Would you feel better then?
That was the general reason behind them being placed--to remind black Americans they were not allowed to vote, that violence had been used and would continue to be used by white people to keep black people down.
I'm sorry but that's a real stretch.
Hundreds of thousands of dead and this is the "general reason" behind any memorial?
You are trying to relitigate the civil war. Ues pardons was the best action that could have been taken
If you had half the country behind you, maybe!shootforthestars

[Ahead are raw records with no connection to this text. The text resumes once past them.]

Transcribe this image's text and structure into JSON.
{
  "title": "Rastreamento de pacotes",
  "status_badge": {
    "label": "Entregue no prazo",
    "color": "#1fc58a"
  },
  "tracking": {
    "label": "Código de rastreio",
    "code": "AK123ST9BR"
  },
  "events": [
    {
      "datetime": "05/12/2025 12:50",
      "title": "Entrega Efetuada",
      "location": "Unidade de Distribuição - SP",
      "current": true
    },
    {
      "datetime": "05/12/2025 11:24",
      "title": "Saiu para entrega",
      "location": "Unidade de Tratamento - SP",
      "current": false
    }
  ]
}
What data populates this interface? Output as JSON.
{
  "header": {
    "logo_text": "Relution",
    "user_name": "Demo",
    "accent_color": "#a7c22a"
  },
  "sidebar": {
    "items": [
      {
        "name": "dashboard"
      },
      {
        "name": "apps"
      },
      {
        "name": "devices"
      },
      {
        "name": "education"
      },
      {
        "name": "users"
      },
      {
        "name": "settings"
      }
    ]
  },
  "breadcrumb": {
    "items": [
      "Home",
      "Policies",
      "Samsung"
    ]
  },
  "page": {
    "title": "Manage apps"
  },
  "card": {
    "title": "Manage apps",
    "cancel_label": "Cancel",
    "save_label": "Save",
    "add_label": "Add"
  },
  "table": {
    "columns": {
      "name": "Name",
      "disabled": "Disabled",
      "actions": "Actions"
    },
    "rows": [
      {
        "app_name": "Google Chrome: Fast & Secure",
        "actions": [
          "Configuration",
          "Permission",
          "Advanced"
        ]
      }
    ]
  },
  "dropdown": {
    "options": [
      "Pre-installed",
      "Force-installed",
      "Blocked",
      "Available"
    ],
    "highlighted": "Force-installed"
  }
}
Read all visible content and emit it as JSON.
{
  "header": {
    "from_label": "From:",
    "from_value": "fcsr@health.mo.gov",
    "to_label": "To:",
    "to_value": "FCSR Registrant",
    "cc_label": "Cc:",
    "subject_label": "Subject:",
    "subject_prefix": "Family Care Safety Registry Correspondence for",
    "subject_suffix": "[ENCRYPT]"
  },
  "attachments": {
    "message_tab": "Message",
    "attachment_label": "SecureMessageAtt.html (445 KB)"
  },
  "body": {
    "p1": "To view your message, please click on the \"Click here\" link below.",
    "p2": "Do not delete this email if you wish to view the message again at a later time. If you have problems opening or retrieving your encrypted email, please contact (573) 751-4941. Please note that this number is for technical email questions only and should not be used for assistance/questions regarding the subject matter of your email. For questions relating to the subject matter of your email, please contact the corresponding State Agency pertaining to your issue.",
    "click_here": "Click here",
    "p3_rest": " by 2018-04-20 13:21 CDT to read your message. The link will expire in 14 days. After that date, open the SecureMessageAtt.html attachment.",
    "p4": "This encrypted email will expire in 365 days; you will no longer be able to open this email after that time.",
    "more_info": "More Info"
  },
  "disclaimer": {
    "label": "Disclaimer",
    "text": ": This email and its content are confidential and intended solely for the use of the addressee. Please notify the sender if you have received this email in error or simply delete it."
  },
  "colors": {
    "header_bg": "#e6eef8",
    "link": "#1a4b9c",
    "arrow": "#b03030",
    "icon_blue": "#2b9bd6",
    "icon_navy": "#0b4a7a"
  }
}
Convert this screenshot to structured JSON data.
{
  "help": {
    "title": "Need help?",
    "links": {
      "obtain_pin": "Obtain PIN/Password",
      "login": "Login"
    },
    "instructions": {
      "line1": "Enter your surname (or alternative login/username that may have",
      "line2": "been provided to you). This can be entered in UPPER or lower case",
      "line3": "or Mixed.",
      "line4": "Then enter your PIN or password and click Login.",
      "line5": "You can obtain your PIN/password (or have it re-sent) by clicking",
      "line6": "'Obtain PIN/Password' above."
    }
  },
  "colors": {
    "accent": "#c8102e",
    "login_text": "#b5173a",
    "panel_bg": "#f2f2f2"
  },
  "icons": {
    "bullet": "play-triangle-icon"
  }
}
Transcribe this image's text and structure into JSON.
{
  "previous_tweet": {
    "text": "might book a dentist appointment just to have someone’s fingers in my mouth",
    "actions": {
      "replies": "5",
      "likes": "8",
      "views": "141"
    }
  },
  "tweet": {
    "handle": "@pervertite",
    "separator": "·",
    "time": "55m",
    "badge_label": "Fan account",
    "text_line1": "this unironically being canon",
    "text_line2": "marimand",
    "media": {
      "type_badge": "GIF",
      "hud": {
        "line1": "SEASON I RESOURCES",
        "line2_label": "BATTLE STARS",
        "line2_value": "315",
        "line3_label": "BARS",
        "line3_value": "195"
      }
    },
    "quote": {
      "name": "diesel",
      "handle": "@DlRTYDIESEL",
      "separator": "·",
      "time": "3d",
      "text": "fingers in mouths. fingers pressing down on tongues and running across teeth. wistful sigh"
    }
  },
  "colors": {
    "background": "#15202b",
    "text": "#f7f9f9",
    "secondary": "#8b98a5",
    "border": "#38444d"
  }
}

I don't find the Traitor argument very appealing. Civil Wars are by their very nature forcing people to pick between conflicting loyalties and at the end of the day what ultimately matters is likely where you live and how long you have lived there. Regardless of what choice Jackson made he was going to be a traitor to someone, and the choice he made didn't force him to fight against his own family and neighbors. He also wasn't in the military at the time, so he stands on relatively better grounds than someone like Lee who resigned his commission likely knowing full well that he would fight against the United States.
A much better argument to make about why we should or shouldn't have statues of Confederate leaders revolves around slavery
It's been explained to you many times why your use of the word traitor and treason is factually incorrect. Yes, I know it "feels" correct to you, but it has been explained several times and very clearly.
At this point, it's painfully obvious to anyone with a lick of sense that you have an agenda that you are pushing.
Better destroy statues of native americans then, we shouldn't commemorate those packs of losers.
VMI and Washington&Lee are two different schools.
Spoken like someone with zero insight into the actual history of the Civil War. clap clap Spoiler: there's more to it than everyone fighting to retain slavery. Not all in the South approved of slavery, despite fighting for the South, because it was about more than that issue.
I think the Civil War is a little more complicated than just "slavery" and it's very misleading to try and frame it solely in this way.
Besides it's more than likely that Washington would have resisted if anybody had tried to free his slaves, it's just that nobody ever did.
Trying to claim that one slave owner has a "whole ideology about enslaving people" and another is "known for other things" is a little dishonest don't you think?
Lee and Jackson fought in the Mexican American war, and both did so very effectively, but both would have been dead for the Spanish-American War and not born for the French-Indian war. You might be thinking of Lee's father Light Horse Harry Lee, who served in the Revolutionary War and was sadly nearly beaten to death by a Republican mob on the eve of the War of 1812. The Lee family is a very old and distinguished Virginia family
And they are also American war veterans
How many of the Jim Crown era "fuck you" statues were erected at military colleges? Maybe a few due to passive-aggressive alumni, but I thought most of the offensive installations were in parks.
It doesn't seem unreasonable to leave monuments of notable soldiers intact in a military school, especially if the school follows through on including more context about why each monument is there in the first place. A placard or something wouldn't be difficult to add. Not too different from keeping them in a museum.
Not going to lie, this much media coverage and public outrage over every Confederate monument in the country isn't accomplishing anything important, and it's distracting from more pressing social issues. The media needs to calm the fuck down over this issue.
By all means, try to get statues removed if they only exist because some rich fuck in the 1950s was salty about civil rights, but this is not a hill to die on.